- [WHAT YOU SHOULD DO]
Please reproduce the entire listing exactly.

# # #

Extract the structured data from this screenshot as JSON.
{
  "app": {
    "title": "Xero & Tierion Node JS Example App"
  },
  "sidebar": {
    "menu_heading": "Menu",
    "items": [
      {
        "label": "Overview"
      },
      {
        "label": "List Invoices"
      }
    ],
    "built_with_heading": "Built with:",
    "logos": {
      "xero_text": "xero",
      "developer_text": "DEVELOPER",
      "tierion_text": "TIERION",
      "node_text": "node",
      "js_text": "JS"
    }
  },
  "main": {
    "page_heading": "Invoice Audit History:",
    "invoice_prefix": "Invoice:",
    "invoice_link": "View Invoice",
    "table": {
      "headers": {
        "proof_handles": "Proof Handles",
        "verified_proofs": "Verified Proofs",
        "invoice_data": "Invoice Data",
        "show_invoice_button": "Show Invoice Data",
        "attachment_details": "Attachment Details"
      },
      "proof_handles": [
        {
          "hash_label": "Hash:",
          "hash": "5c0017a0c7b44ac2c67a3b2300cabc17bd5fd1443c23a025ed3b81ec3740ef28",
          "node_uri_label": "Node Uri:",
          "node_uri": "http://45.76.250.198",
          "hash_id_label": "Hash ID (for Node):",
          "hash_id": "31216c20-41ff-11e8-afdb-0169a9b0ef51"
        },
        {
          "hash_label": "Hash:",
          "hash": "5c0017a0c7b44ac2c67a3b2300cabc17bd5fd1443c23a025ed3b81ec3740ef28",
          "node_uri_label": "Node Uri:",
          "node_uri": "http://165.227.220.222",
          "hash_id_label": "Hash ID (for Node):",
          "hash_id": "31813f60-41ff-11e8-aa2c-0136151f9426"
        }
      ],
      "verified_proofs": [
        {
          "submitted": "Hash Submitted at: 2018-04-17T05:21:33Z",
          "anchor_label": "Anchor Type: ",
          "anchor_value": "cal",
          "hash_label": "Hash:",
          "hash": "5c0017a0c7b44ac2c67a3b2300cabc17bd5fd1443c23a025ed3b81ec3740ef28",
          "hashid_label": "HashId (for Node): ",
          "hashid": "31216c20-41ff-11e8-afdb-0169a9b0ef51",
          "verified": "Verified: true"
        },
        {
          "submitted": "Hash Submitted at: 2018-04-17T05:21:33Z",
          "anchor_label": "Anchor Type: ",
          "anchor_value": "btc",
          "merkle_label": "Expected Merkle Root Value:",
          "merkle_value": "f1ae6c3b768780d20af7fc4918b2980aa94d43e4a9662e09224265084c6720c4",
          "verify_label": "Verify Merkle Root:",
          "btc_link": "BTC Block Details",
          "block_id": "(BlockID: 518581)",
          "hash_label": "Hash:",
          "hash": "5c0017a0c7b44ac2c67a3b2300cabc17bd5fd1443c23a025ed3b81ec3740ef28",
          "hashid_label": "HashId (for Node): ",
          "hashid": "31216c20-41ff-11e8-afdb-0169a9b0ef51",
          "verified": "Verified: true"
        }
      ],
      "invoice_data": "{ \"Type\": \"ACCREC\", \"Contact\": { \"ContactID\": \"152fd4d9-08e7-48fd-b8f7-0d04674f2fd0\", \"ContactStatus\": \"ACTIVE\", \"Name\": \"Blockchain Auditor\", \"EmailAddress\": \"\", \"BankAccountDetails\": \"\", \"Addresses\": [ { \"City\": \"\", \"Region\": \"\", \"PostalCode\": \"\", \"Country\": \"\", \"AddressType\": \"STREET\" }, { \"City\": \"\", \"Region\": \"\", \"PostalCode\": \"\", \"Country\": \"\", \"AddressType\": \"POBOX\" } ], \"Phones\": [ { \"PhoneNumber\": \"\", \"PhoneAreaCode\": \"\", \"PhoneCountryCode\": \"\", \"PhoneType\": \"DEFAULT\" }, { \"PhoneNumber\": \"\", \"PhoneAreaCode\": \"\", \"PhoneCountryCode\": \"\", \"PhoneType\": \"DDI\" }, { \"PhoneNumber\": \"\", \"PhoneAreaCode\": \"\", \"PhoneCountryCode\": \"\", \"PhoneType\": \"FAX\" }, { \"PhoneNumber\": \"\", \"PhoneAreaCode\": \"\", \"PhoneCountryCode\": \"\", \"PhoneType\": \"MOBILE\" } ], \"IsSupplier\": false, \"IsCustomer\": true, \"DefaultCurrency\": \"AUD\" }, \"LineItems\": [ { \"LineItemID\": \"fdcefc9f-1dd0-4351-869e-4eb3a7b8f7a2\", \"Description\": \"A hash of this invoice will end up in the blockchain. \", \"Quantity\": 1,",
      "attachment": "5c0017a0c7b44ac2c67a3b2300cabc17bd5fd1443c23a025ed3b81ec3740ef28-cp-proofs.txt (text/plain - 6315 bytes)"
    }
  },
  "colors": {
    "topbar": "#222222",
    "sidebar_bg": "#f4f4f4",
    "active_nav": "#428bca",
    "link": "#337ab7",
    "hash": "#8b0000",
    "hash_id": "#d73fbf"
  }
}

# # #

- [SOLUTION BELOW]
Extract the structured data from this screenshot as JSON.
{
  "app": {
    "title": "Xero & Tierion Node JS Example App"
  },
  "sidebar": {
    "menu_heading": "Menu",
    "items": [
      {
        "label": "Overview"
      },
      {
        "label": "List Invoices"
      }
    ],
    "built_with_heading": "Built with:",
    "logos": {
      "xero_text": "xero",
      "developer_text": "DEVELOPER",
      "tierion_text": "TIERION",
      "node_text": "node",
      "js_text": "JS"
    }
  },
  "main": {
    "page_heading": "Invoice Audit History:",
    "invoice_prefix": "Invoice:",
    "invoice_link": "View Invoice",
    "table": {
      "headers": {
        "proof_handles": "Proof Handles",
        "verified_proofs": "Verified Proofs",
        "invoice_data": "Invoice Data",
        "show_invoice_button": "Show Invoice Data",
        "attachment_details": "Attachment Details"
      },
      "proof_handles": [
        {
          "hash_label": "Hash:",
          "hash": "5c0017a0c7b44ac2c67a3b2300cabc17bd5fd1443c23a025ed3b81ec3740ef28",
          "node_uri_label": "Node Uri:",
          "node_uri": "http://45.76.250.198",
          "hash_id_label": "Hash ID (for Node):",
          "hash_id": "31216c20-41ff-11e8-afdb-0169a9b0ef51"
        },
        {
          "hash_label": "Hash:",
          "hash": "5c0017a0c7b44ac2c67a3b2300cabc17bd5fd1443c23a025ed3b81ec3740ef28",
          "node_uri_label": "Node Uri:",
          "node_uri": "http://165.227.220.222",
          "hash_id_label": "Hash ID (for Node):",
          "hash_id": "31813f60-41ff-11e8-aa2c-0136151f9426"
        }
      ],
      "verified_proofs": [
        {
          "submitted": "Hash Submitted at: 2018-04-17T05:21:33Z",
          "anchor_label": "Anchor Type: ",
          "anchor_value": "cal",
          "hash_label": "Hash:",
          "hash": "5c0017a0c7b44ac2c67a3b2300cabc17bd5fd1443c23a025ed3b81ec3740ef28",
          "hashid_label": "HashId (for Node): ",
          "hashid": "31216c20-41ff-11e8-afdb-0169a9b0ef51",
          "verified": "Verified: true"
        },
        {
          "submitted": "Hash Submitted at: 2018-04-17T05:21:33Z",
          "anchor_label": "Anchor Type: ",
          "anchor_value": "btc",
          "merkle_label": "Expected Merkle Root Value:",
          "merkle_value": "f1ae6c3b768780d20af7fc4918b2980aa94d43e4a9662e09224265084c6720c4",
          "verify_label": "Verify Merkle Root:",
          "btc_link": "BTC Block Details",
          "block_id": "(BlockID: 518581)",
          "hash_label": "Hash:",
          "hash": "5c0017a0c7b44ac2c67a3b2300cabc17bd5fd1443c23a025ed3b81ec3740ef28",
          "hashid_label": "HashId (for Node): ",
          "hashid": "31216c20-41ff-11e8-afdb-0169a9b0ef51",
          "verified": "Verified: true"
        }
      ],
      "invoice_data": "{ \"Type\": \"ACCREC\", \"Contact\": { \"ContactID\": \"152fd4d9-08e7-48fd-b8f7-0d04674f2fd0\", \"ContactStatus\": \"ACTIVE\", \"Name\": \"Blockchain Auditor\", \"EmailAddress\": \"\", \"BankAccountDetails\": \"\", \"Addresses\": [ { \"City\": \"\", \"Region\": \"\", \"PostalCode\": \"\", \"Country\": \"\", \"AddressType\": \"STREET\" }, { \"City\": \"\", \"Region\": \"\", \"PostalCode\": \"\", \"Country\": \"\", \"AddressType\": \"POBOX\" } ], \"Phones\": [ { \"PhoneNumber\": \"\", \"PhoneAreaCode\": \"\", \"PhoneCountryCode\": \"\", \"PhoneType\": \"DEFAULT\" }, { \"PhoneNumber\": \"\", \"PhoneAreaCode\": \"\", \"PhoneCountryCode\": \"\", \"PhoneType\": \"DDI\" }, { \"PhoneNumber\": \"\", \"PhoneAreaCode\": \"\", \"PhoneCountryCode\": \"\", \"PhoneType\": \"FAX\" }, { \"PhoneNumber\": \"\", \"PhoneAreaCode\": \"\", \"PhoneCountryCode\": \"\", \"PhoneType\": \"MOBILE\" } ], \"IsSupplier\": false, \"IsCustomer\": true, \"DefaultCurrency\": \"AUD\" }, \"LineItems\": [ { \"LineItemID\": \"fdcefc9f-1dd0-4351-869e-4eb3a7b8f7a2\", \"Description\": \"A hash of this invoice will end up in the blockchain. \", \"Quantity\": 1,",
      "attachment": "5c0017a0c7b44ac2c67a3b2300cabc17bd5fd1443c23a025ed3b81ec3740ef28-cp-proofs.txt (text/plain - 6315 bytes)"
    }
  },
  "colors": {
    "topbar": "#222222",
    "sidebar_bg": "#f4f4f4",
    "active_nav": "#428bca",
    "link": "#337ab7",
    "hash": "#8b0000",
    "hash_id": "#d73fbf"
  }
}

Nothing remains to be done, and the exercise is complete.